SMAs are portfolio management products that Valkyrie sells to investors who want to directly own their crypto but leave the fuss of buying and selling to a money manager. It charged a 1.5% fee when it officially launched its SMA service in October.
John Key, the former head of Valkyrie’s SMA product, said Sun’s SMA was an institutional-type product that differed from the retail offerings.
Having one whale in an SMA doesn’t necessarily pose a threat to clients with money in other products. But it could become problematic for the asset manager’s fee revenue – and its ability to pay staff – if that client ever decided to leave.
“If you had a hedge fund that had six pieces out of seven in the hands of one player, you couldn't swing the budget, if you know what I mean,” said Chris McHugh, an economics professor at Tufts University.
Sun may have been Valkyrie’s private whale, but he’s a vocal backer of the Nashville, Tennessee-based firm. He joined its mid-2021 equity round and his Tron blockchain called Valkyrie a “strategic partner” when it launched Tron Trust three months later. As an equity investor in the business, his incentives appear to be heavily aligned with Valkyrie’s.
On Valkyrie’s end, CEO and founder Leah Wald has taken a board position at crypto exchange Huobi, which Sun reportedly acquired. Sun is also a board member.
Crypto trusts are private investment funds that give accredited investors a way to buy exposure to cryptocurrencies without holding any tokens. Firms such as Bitwise, Osprey, Valkyrie and Grayscale (CoinDesk’s corporate sibling) sell trusts covering a range of cryptocurrencies to the Wall Street crowd. But only Valkyrie sells a TRX trust. Valkyrie also created – but didn’t launch – a BitTorrent trust product.

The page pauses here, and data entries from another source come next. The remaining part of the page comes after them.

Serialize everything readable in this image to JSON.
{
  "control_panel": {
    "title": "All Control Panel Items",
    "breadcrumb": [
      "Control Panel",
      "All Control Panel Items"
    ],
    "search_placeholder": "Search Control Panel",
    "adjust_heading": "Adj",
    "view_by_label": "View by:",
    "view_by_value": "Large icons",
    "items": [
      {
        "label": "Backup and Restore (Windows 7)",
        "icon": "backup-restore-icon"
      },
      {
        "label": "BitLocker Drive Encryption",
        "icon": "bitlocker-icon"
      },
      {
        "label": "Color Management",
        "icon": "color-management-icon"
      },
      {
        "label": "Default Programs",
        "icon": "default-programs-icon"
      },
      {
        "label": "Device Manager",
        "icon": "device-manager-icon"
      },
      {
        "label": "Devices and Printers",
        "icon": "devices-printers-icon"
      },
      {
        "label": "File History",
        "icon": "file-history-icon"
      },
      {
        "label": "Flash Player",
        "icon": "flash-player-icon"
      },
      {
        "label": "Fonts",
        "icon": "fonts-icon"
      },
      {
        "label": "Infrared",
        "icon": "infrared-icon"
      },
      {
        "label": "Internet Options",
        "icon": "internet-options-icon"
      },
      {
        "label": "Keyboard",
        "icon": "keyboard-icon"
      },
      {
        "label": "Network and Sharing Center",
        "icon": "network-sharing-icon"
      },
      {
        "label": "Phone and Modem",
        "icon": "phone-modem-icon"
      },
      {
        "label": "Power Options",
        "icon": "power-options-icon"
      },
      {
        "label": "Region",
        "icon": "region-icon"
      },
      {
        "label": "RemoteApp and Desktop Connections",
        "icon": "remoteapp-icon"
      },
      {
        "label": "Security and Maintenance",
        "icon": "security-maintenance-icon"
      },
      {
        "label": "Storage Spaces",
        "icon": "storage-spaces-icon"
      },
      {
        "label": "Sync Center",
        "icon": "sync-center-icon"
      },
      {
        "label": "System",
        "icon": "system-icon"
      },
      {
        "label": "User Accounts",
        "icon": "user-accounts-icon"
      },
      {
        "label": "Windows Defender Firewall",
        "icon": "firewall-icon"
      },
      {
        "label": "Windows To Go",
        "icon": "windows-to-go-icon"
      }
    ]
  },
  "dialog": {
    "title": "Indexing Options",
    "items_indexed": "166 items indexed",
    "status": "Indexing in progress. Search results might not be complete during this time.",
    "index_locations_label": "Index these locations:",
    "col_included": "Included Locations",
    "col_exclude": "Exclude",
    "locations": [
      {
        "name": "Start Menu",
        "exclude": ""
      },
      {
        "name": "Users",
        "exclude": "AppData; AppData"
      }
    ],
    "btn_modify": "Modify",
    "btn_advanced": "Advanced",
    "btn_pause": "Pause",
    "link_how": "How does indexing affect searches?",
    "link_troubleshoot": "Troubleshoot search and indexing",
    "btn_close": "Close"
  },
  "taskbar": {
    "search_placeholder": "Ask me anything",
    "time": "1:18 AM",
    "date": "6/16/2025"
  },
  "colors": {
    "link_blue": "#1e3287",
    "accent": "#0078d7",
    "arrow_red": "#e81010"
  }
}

Sun viewed Valkyrie as the Tron ecosystem’s access route to U.S. investors, according to his public statements. In September 2021 he said Tron would work with Valkyrie to list its Tron trust on over-the-counter markets and ultimately help it create a Tron ETF. Both steps would mainstream the cryptocurrency in the U.S. Neither event has come to pass.
For its part, Valkyrie discusses its Tron trust with a document chock full of platitudes, buzzwords and paragraphs lifted verbatim from Tron’s own website.
“The TRON network completed full decentralization in Dec 2021 and is now a community-governed DAO,” the April 2022 document, which carries Valkyrie’s logo, declared as it parroted language seen on Tron.network in January. At least seven sections of the document appear to be taken directly from other sources without citing them.
Though he wouldn’t discuss Valkyrie’s clients, CIO McClurg confirmed that Valkyrie has a partnership with Tron.
“I’ve known Justin for many years. We had representatives on the Tron hackathon, we’ve got strategic partnerships with them” and other protocols, he said.
The partnership has seen Valkyrie toy with creating trusts for one Sun-linked token that two other asset managers, who requested anonymity, said they would never touch: BitTorrent, software for sharing – or pirating – files. Tron bought BitTorrent for $120 million in 2018 and promptly launched a BTT token to incentivize users.
Valkyrie signaled its intent to create a BTT trust with an August 2022 fact sheet and U.S. Securities and Exchange Commission filing in October. McClurg said Valkyrie didn’t move forward with the fund because of the rocky crypto market.
Valkyrie’s own finances have been battered by the crashing markets. In recent days it fired 30% of its staff in response to “a thorough review of asset growth.” It also lost its biggest investor in an earlier funding round.
Still, McClurg said Valkyrie is soldiering on.
“The company’s in a good position. Despite the crypto winter we're growing again,” he said.